After reading Philosophy: A Very Short Introduction by Edward Craig and feeling not all that impressed or introduced to the subject properly, I looked at the suggested readings at the end of the book. The first book listed was What Does it All Mean?: A Very Short Introduction to Philosophy by eminent philosopher Thomas Nagel. Since I was still looking for the best introduction book to philosophy to recommend to friends and students, I bought it.

True to its title, the book is very short, only slightly over 100 pages, so it can be read in a day or two. However, the book is not so much an introduction to philosophy as it is an intro to Nagel's opinions about various philosophical problems. For example, a good introduction to philosophy would talk about the five main branches of philosophy (aesthetics, epistemology, ethics, logic, metaphysics) and give a definition of each, but Nagel fails to do so. Instead, he starts off with the question of whether or not we exist, similar to Rene Descartes in Meditations on First Philosophy. While that question is of course an important one, it is too advanced for a person who has no idea what philosophy is about. It would not be a shock if a novice to philosophy closed the book after the first few pages and thought that philosophers were strange people who asked ridiculous questions.
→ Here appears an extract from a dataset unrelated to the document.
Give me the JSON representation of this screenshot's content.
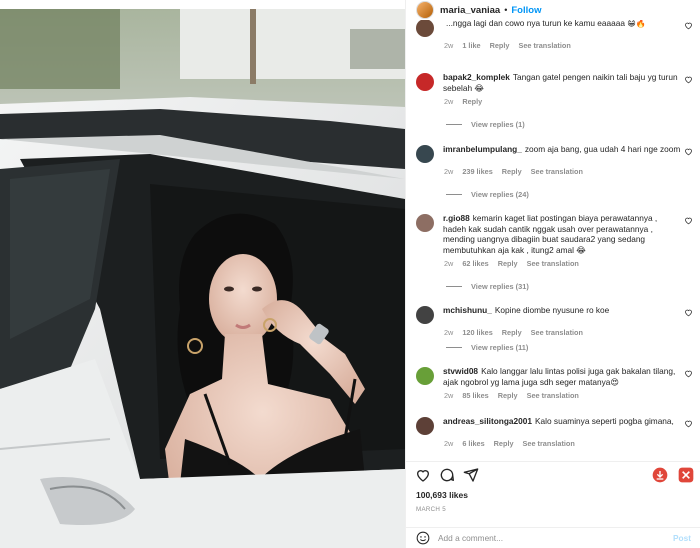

Also, Nagel has a very annoying habit of only criticizing views that he is against, but not the view he stands for. For example, when he talks about ethics, he criticizes divine command theory, but deontology, the view that Nagel espouses, gets no criticism at all. Likewise, on the mind-body problem, Nagel disagrees with materialism (the belief that everything is composed of matter, so the mind is as well), so he criticizes it. But again, he offers no criticism of his own belief. This is not philosophy, it is special pleading.
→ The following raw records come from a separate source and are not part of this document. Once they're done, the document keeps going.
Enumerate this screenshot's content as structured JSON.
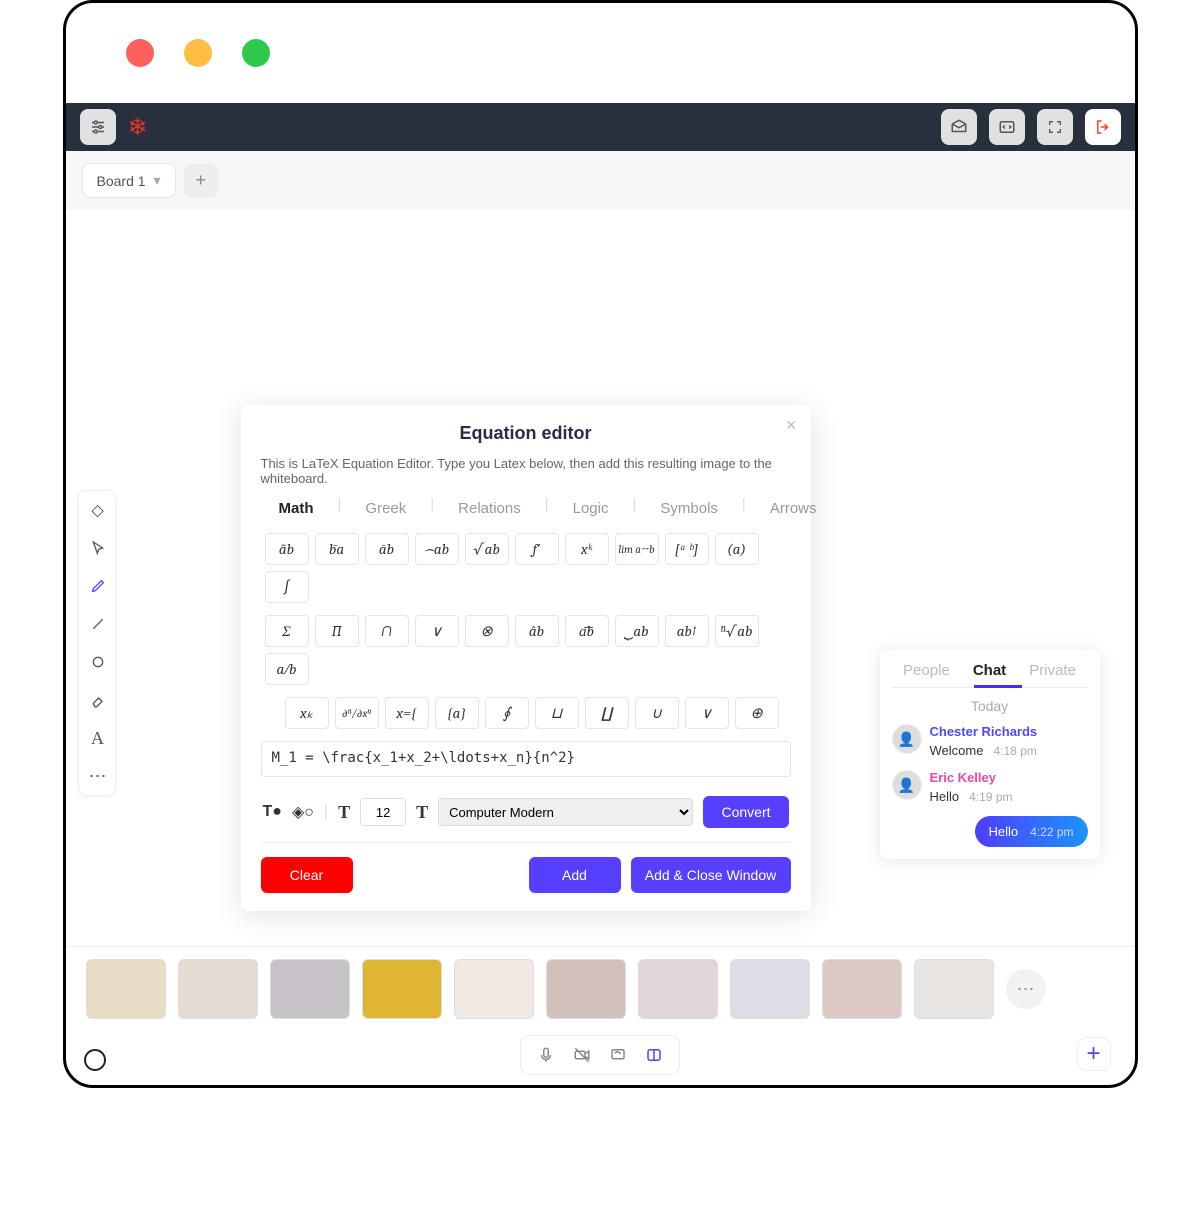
{
  "board": {
    "tab_label": "Board 1"
  },
  "modal": {
    "title": "Equation editor",
    "desc": "This is LaTeX Equation Editor. Type you Latex below, then add this resulting image to the whiteboard.",
    "tabs": [
      "Math",
      "Greek",
      "Relations",
      "Logic",
      "Symbols",
      "Arrows"
    ],
    "symbols_r1": [
      "ãb",
      "b̄a",
      "āb",
      "⌢ab",
      "√ab",
      "f′",
      "xᵏ",
      "lim a→b",
      "[ᵃ ᵇ]",
      "(a)",
      "∫"
    ],
    "symbols_r2": [
      "Σ",
      "∏",
      "∩",
      "∨",
      "⊗",
      "âb",
      "a͞b",
      "⏟ab",
      "ab↑",
      "ⁿ√ab",
      "a⁄b"
    ],
    "symbols_r3": [
      "xₖ",
      "∂ⁿ/∂xⁿ",
      "x={",
      "{a}",
      "∮",
      "⊔",
      "∐",
      "∪",
      "∨",
      "⊕"
    ],
    "input_value": "M_1 = \\frac{x_1+x_2+\\ldots+x_n}{n^2}",
    "font_size": "12",
    "font_name": "Computer Modern",
    "convert_label": "Convert",
    "clear_label": "Clear",
    "add_label": "Add",
    "addclose_label": "Add & Close Window"
  },
  "chat": {
    "tabs": {
      "people": "People",
      "chat": "Chat",
      "private": "Private"
    },
    "today": "Today",
    "msg1": {
      "name": "Chester Richards",
      "text": "Welcome",
      "time": "4:18 pm"
    },
    "msg2": {
      "name": "Eric Kelley",
      "text": "Hello",
      "time": "4:19 pm"
    },
    "my": {
      "text": "Hello",
      "time": "4:22 pm"
    }
  }
}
I had begun this book with high hopes, but was left disappointed. As I said before, The Problems of Philosophy by Bertrand Russell remains at this point the best introductory text to philosophy. But, I will keep looking at others and evaluating them.

1 comment:

  1. I haven't read a lot of philosophy books. But one I enjoyed quite a bit was The Big Questions: Philosophy For Everyone. You can get it at HPB for a buck: